--- Problem ---
Identify every line in the records below that contains the word "icon", and reproduce each one.

Data extracts Start Marker

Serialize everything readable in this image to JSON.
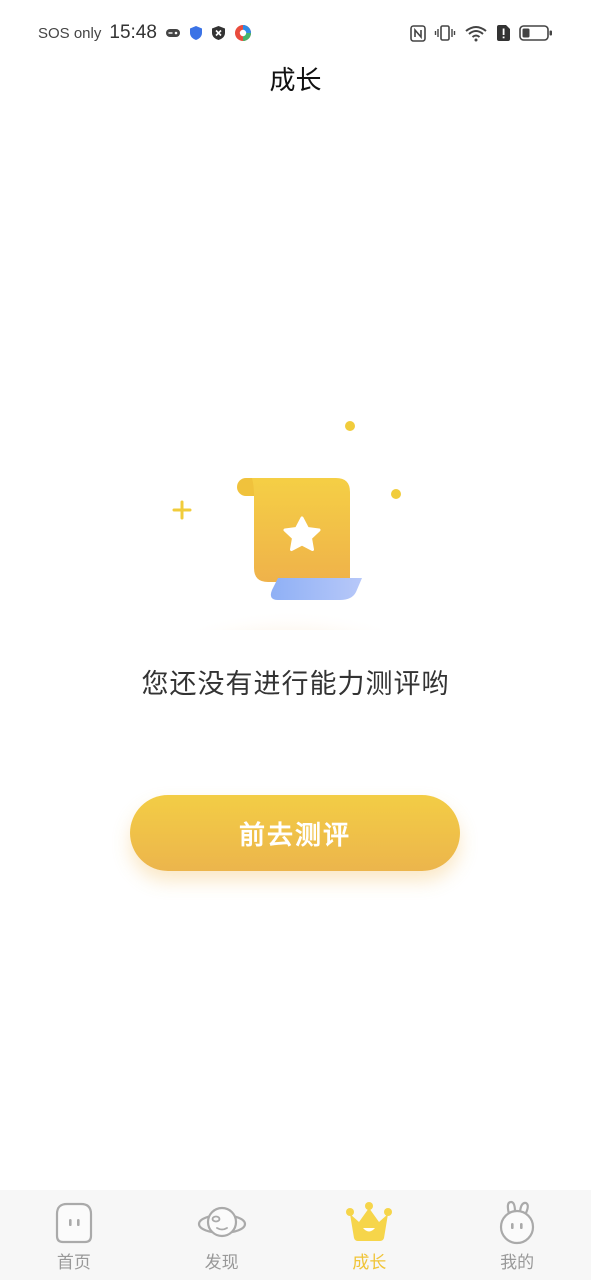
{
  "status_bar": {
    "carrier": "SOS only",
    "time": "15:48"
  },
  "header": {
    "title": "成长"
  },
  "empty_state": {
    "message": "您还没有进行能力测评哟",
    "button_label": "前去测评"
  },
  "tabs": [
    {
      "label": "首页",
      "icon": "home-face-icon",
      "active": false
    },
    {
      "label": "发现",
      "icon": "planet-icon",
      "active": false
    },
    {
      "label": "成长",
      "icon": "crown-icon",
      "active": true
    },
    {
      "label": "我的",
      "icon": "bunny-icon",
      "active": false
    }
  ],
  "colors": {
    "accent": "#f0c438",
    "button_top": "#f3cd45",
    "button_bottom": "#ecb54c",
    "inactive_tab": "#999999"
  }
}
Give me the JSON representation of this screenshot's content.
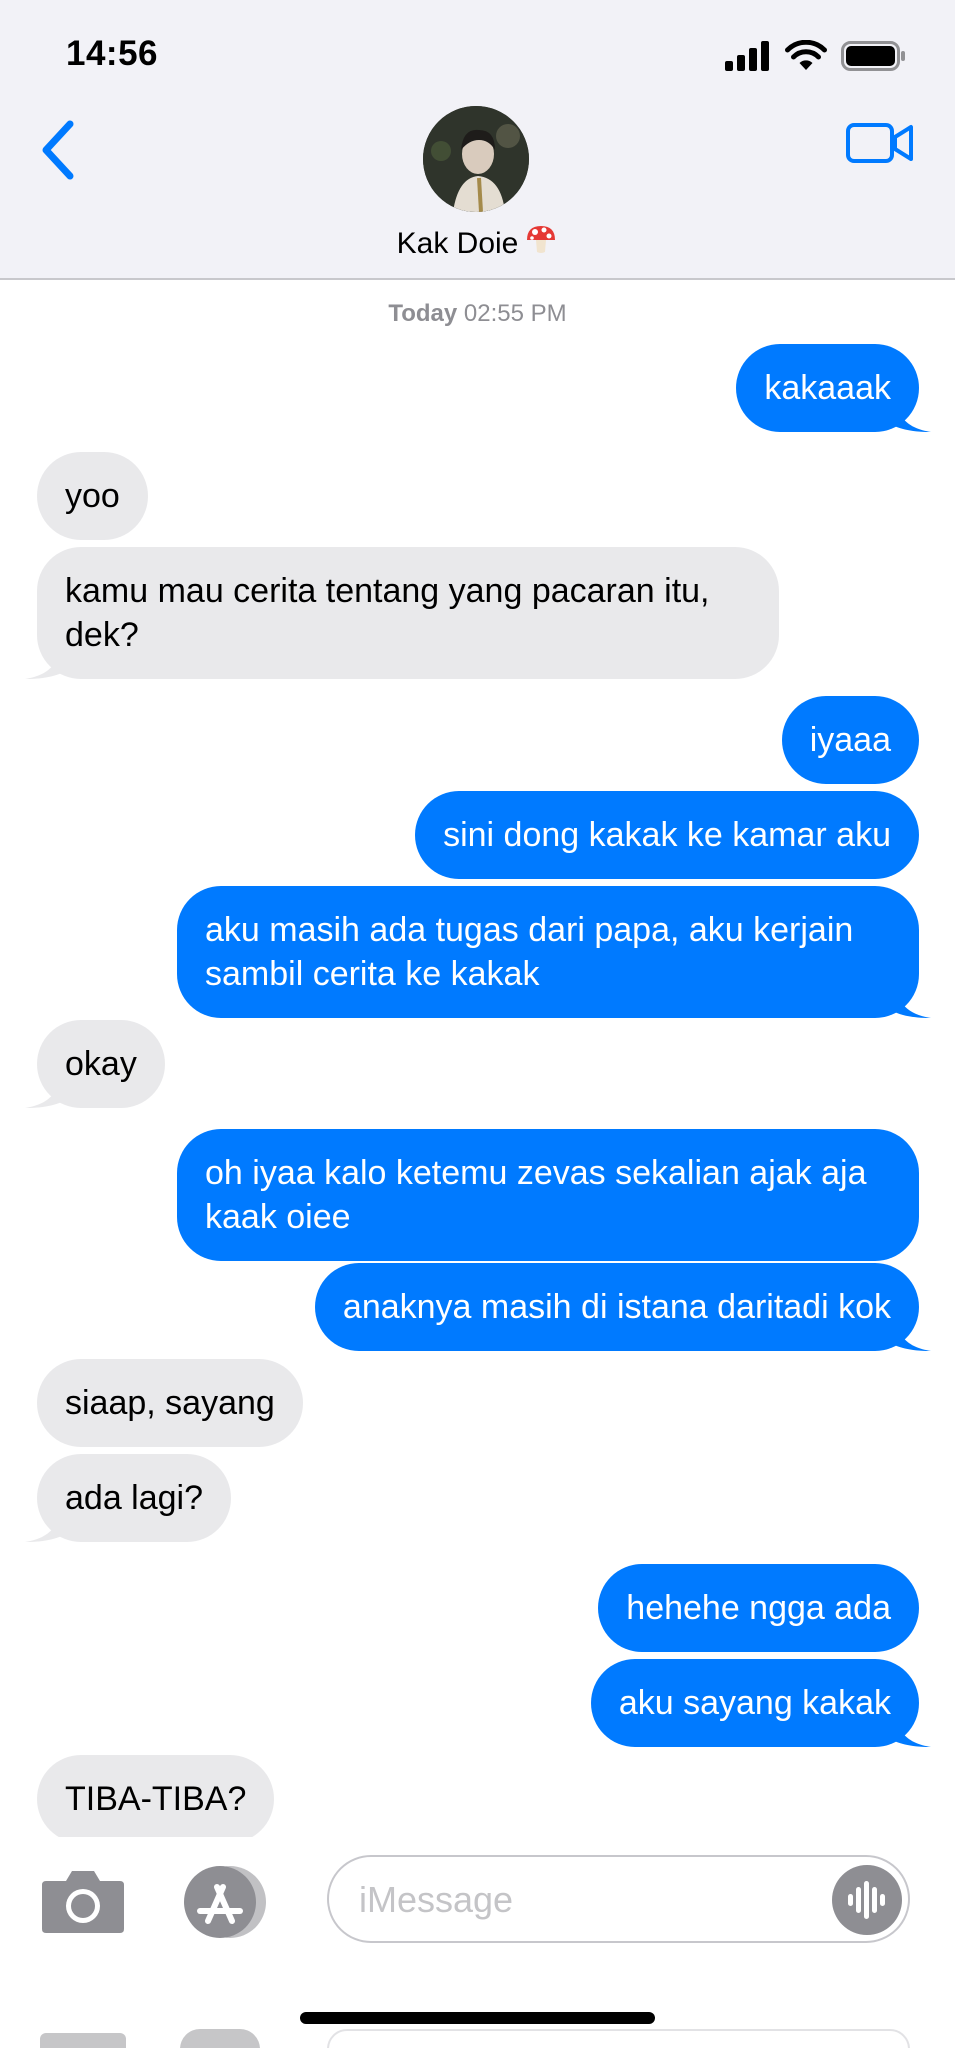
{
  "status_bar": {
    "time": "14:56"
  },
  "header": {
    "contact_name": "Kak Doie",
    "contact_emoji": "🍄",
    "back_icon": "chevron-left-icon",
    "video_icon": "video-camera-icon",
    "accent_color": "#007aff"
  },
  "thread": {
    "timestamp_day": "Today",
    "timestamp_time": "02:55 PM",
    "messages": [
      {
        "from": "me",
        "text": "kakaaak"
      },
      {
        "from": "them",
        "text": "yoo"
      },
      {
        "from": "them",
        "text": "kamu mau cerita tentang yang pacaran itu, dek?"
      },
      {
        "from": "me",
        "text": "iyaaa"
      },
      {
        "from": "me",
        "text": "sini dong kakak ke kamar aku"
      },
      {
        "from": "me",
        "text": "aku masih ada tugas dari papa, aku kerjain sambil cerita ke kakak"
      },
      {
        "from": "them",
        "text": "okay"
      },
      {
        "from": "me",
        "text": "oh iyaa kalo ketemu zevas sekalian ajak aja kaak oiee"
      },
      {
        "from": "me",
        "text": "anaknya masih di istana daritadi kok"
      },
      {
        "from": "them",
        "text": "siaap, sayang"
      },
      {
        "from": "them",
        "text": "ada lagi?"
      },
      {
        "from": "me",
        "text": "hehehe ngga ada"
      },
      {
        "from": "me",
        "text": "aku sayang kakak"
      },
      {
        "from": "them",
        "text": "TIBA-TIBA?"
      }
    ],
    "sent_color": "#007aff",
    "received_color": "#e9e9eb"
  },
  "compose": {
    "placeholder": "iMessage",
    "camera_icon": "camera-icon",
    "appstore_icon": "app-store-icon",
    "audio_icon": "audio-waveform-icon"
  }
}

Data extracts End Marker

--- Result of this exercise ---
      "icon": "home-face-icon",
      "icon": "planet-icon",
      "icon": "crown-icon",
      "icon": "bunny-icon",
    "back_icon": "chevron-left-icon",
    "video_icon": "video-camera-icon",
    "camera_icon": "camera-icon",
    "appstore_icon": "app-store-icon",
    "audio_icon": "audio-waveform-icon"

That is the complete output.